Items from a data source:
______________________________
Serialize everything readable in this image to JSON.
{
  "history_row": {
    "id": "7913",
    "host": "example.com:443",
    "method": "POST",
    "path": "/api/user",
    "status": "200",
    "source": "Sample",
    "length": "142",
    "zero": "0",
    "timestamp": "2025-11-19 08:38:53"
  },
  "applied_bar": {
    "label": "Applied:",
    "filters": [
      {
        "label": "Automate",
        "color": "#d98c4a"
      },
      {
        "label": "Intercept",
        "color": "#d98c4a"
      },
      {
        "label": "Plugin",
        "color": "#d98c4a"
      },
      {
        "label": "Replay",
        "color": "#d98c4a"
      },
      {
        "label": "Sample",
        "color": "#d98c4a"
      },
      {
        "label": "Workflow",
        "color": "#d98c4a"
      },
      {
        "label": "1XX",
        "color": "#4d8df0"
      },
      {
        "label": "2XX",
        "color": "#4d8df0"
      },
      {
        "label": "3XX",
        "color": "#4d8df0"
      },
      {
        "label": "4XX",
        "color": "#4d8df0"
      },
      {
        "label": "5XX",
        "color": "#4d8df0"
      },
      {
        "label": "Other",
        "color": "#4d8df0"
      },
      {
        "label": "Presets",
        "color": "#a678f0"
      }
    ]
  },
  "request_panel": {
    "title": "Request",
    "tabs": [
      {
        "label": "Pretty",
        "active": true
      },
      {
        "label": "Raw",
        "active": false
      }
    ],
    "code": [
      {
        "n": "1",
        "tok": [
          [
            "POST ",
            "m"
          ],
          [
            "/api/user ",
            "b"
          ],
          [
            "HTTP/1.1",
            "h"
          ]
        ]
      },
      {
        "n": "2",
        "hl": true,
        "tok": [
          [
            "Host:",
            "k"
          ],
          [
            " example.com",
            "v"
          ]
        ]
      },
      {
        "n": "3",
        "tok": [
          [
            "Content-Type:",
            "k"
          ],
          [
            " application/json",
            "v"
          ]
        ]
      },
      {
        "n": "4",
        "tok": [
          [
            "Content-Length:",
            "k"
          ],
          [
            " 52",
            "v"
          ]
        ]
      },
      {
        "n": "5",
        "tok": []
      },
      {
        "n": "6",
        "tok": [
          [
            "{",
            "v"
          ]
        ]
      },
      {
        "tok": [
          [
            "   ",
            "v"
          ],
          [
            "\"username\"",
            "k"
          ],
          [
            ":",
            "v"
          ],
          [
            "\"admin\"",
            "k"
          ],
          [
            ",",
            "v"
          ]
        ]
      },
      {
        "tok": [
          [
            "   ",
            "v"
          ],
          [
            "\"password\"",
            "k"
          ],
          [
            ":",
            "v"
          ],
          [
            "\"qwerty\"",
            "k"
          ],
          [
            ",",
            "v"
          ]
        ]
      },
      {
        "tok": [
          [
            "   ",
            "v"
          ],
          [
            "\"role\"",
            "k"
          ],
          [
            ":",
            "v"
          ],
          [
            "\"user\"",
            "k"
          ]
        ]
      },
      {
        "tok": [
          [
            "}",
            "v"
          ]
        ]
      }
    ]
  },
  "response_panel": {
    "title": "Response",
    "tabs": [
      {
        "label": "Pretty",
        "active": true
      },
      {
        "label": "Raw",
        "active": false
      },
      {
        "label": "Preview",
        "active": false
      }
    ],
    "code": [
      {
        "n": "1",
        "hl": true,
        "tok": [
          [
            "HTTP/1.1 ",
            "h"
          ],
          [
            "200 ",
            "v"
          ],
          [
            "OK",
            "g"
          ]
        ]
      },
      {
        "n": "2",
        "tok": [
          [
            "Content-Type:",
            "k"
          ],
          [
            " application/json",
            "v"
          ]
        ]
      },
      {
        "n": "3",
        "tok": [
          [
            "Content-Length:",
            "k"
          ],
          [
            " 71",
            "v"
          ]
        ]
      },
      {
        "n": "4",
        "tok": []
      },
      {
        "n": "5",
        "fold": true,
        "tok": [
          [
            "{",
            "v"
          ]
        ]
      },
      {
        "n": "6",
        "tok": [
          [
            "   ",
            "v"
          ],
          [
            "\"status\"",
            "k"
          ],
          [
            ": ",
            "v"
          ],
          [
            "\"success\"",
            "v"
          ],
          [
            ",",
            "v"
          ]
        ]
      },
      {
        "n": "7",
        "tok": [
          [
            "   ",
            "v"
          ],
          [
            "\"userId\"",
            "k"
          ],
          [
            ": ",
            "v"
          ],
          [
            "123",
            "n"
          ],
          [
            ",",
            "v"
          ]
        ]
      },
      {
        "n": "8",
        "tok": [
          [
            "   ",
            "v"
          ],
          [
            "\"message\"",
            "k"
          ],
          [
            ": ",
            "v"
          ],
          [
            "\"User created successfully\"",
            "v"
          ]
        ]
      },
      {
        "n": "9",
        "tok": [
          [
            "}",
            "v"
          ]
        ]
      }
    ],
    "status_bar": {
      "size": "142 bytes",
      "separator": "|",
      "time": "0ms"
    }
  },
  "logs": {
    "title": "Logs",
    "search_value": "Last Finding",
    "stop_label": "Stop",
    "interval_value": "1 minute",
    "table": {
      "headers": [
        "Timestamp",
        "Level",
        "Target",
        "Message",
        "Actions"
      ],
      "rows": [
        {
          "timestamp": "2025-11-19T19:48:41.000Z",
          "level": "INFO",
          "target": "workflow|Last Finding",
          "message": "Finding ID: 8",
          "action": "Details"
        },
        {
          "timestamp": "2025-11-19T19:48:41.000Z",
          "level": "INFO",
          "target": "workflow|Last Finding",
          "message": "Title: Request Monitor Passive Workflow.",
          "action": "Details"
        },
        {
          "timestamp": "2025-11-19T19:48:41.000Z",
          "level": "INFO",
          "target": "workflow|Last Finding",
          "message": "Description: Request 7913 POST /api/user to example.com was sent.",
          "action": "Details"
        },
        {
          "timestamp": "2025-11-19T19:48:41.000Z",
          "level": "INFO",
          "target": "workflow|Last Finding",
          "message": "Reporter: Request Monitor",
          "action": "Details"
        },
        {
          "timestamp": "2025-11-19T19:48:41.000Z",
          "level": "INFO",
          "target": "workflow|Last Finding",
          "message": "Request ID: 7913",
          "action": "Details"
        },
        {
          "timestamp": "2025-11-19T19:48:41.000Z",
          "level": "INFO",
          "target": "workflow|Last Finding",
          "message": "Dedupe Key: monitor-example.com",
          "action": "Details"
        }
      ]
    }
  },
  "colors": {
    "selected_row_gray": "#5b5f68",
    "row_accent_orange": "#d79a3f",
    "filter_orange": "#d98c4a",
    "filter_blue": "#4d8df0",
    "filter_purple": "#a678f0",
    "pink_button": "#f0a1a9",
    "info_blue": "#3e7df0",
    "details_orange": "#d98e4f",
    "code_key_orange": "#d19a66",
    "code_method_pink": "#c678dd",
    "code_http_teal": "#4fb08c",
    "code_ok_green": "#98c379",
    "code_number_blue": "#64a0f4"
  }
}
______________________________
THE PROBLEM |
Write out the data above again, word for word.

YOUR RESPONSE |
Serialize everything readable in this image to JSON.
{
  "history_row": {
    "id": "7913",
    "host": "example.com:443",
    "method": "POST",
    "path": "/api/user",
    "status": "200",
    "source": "Sample",
    "length": "142",
    "zero": "0",
    "timestamp": "2025-11-19 08:38:53"
  },
  "applied_bar": {
    "label": "Applied:",
    "filters": [
      {
        "label": "Automate",
        "color": "#d98c4a"
      },
      {
        "label": "Intercept",
        "color": "#d98c4a"
      },
      {
        "label": "Plugin",
        "color": "#d98c4a"
      },
      {
        "label": "Replay",
        "color": "#d98c4a"
      },
      {
        "label": "Sample",
        "color": "#d98c4a"
      },
      {
        "label": "Workflow",
        "color": "#d98c4a"
      },
      {
        "label": "1XX",
        "color": "#4d8df0"
      },
      {
        "label": "2XX",
        "color": "#4d8df0"
      },
      {
        "label": "3XX",
        "color": "#4d8df0"
      },
      {
        "label": "4XX",
        "color": "#4d8df0"
      },
      {
        "label": "5XX",
        "color": "#4d8df0"
      },
      {
        "label": "Other",
        "color": "#4d8df0"
      },
      {
        "label": "Presets",
        "color": "#a678f0"
      }
    ]
  },
  "request_panel": {
    "title": "Request",
    "tabs": [
      {
        "label": "Pretty",
        "active": true
      },
      {
        "label": "Raw",
        "active": false
      }
    ],
    "code": [
      {
        "n": "1",
        "tok": [
          [
            "POST ",
            "m"
          ],
          [
            "/api/user ",
            "b"
          ],
          [
            "HTTP/1.1",
            "h"
          ]
        ]
      },
      {
        "n": "2",
        "hl": true,
        "tok": [
          [
            "Host:",
            "k"
          ],
          [
            " example.com",
            "v"
          ]
        ]
      },
      {
        "n": "3",
        "tok": [
          [
            "Content-Type:",
            "k"
          ],
          [
            " application/json",
            "v"
          ]
        ]
      },
      {
        "n": "4",
        "tok": [
          [
            "Content-Length:",
            "k"
          ],
          [
            " 52",
            "v"
          ]
        ]
      },
      {
        "n": "5",
        "tok": []
      },
      {
        "n": "6",
        "tok": [
          [
            "{",
            "v"
          ]
        ]
      },
      {
        "tok": [
          [
            "   ",
            "v"
          ],
          [
            "\"username\"",
            "k"
          ],
          [
            ":",
            "v"
          ],
          [
            "\"admin\"",
            "k"
          ],
          [
            ",",
            "v"
          ]
        ]
      },
      {
        "tok": [
          [
            "   ",
            "v"
          ],
          [
            "\"password\"",
            "k"
          ],
          [
            ":",
            "v"
          ],
          [
            "\"qwerty\"",
            "k"
          ],
          [
            ",",
            "v"
          ]
        ]
      },
      {
        "tok": [
          [
            "   ",
            "v"
          ],
          [
            "\"role\"",
            "k"
          ],
          [
            ":",
            "v"
          ],
          [
            "\"user\"",
            "k"
          ]
        ]
      },
      {
        "tok": [
          [
            "}",
            "v"
          ]
        ]
      }
    ]
  },
  "response_panel": {
    "title": "Response",
    "tabs": [
      {
        "label": "Pretty",
        "active": true
      },
      {
        "label": "Raw",
        "active": false
      },
      {
        "label": "Preview",
        "active": false
      }
    ],
    "code": [
      {
        "n": "1",
        "hl": true,
        "tok": [
          [
            "HTTP/1.1 ",
            "h"
          ],
          [
            "200 ",
            "v"
          ],
          [
            "OK",
            "g"
          ]
        ]
      },
      {
        "n": "2",
        "tok": [
          [
            "Content-Type:",
            "k"
          ],
          [
            " application/json",
            "v"
          ]
        ]
      },
      {
        "n": "3",
        "tok": [
          [
            "Content-Length:",
            "k"
          ],
          [
            " 71",
            "v"
          ]
        ]
      },
      {
        "n": "4",
        "tok": []
      },
      {
        "n": "5",
        "fold": true,
        "tok": [
          [
            "{",
            "v"
          ]
        ]
      },
      {
        "n": "6",
        "tok": [
          [
            "   ",
            "v"
          ],
          [
            "\"status\"",
            "k"
          ],
          [
            ": ",
            "v"
          ],
          [
            "\"success\"",
            "v"
          ],
          [
            ",",
            "v"
          ]
        ]
      },
      {
        "n": "7",
        "tok": [
          [
            "   ",
            "v"
          ],
          [
            "\"userId\"",
            "k"
          ],
          [
            ": ",
            "v"
          ],
          [
            "123",
            "n"
          ],
          [
            ",",
            "v"
          ]
        ]
      },
      {
        "n": "8",
        "tok": [
          [
            "   ",
            "v"
          ],
          [
            "\"message\"",
            "k"
          ],
          [
            ": ",
            "v"
          ],
          [
            "\"User created successfully\"",
            "v"
          ]
        ]
      },
      {
        "n": "9",
        "tok": [
          [
            "}",
            "v"
          ]
        ]
      }
    ],
    "status_bar": {
      "size": "142 bytes",
      "separator": "|",
      "time": "0ms"
    }
  },
  "logs": {
    "title": "Logs",
    "search_value": "Last Finding",
    "stop_label": "Stop",
    "interval_value": "1 minute",
    "table": {
      "headers": [
        "Timestamp",
        "Level",
        "Target",
        "Message",
        "Actions"
      ],
      "rows": [
        {
          "timestamp": "2025-11-19T19:48:41.000Z",
          "level": "INFO",
          "target": "workflow|Last Finding",
          "message": "Finding ID: 8",
          "action": "Details"
        },
        {
          "timestamp": "2025-11-19T19:48:41.000Z",
          "level": "INFO",
          "target": "workflow|Last Finding",
          "message": "Title: Request Monitor Passive Workflow.",
          "action": "Details"
        },
        {
          "timestamp": "2025-11-19T19:48:41.000Z",
          "level": "INFO",
          "target": "workflow|Last Finding",
          "message": "Description: Request 7913 POST /api/user to example.com was sent.",
          "action": "Details"
        },
        {
          "timestamp": "2025-11-19T19:48:41.000Z",
          "level": "INFO",
          "target": "workflow|Last Finding",
          "message": "Reporter: Request Monitor",
          "action": "Details"
        },
        {
          "timestamp": "2025-11-19T19:48:41.000Z",
          "level": "INFO",
          "target": "workflow|Last Finding",
          "message": "Request ID: 7913",
          "action": "Details"
        },
        {
          "timestamp": "2025-11-19T19:48:41.000Z",
          "level": "INFO",
          "target": "workflow|Last Finding",
          "message": "Dedupe Key: monitor-example.com",
          "action": "Details"
        }
      ]
    }
  },
  "colors": {
    "selected_row_gray": "#5b5f68",
    "row_accent_orange": "#d79a3f",
    "filter_orange": "#d98c4a",
    "filter_blue": "#4d8df0",
    "filter_purple": "#a678f0",
    "pink_button": "#f0a1a9",
    "info_blue": "#3e7df0",
    "details_orange": "#d98e4f",
    "code_key_orange": "#d19a66",
    "code_method_pink": "#c678dd",
    "code_http_teal": "#4fb08c",
    "code_ok_green": "#98c379",
    "code_number_blue": "#64a0f4"
  }
}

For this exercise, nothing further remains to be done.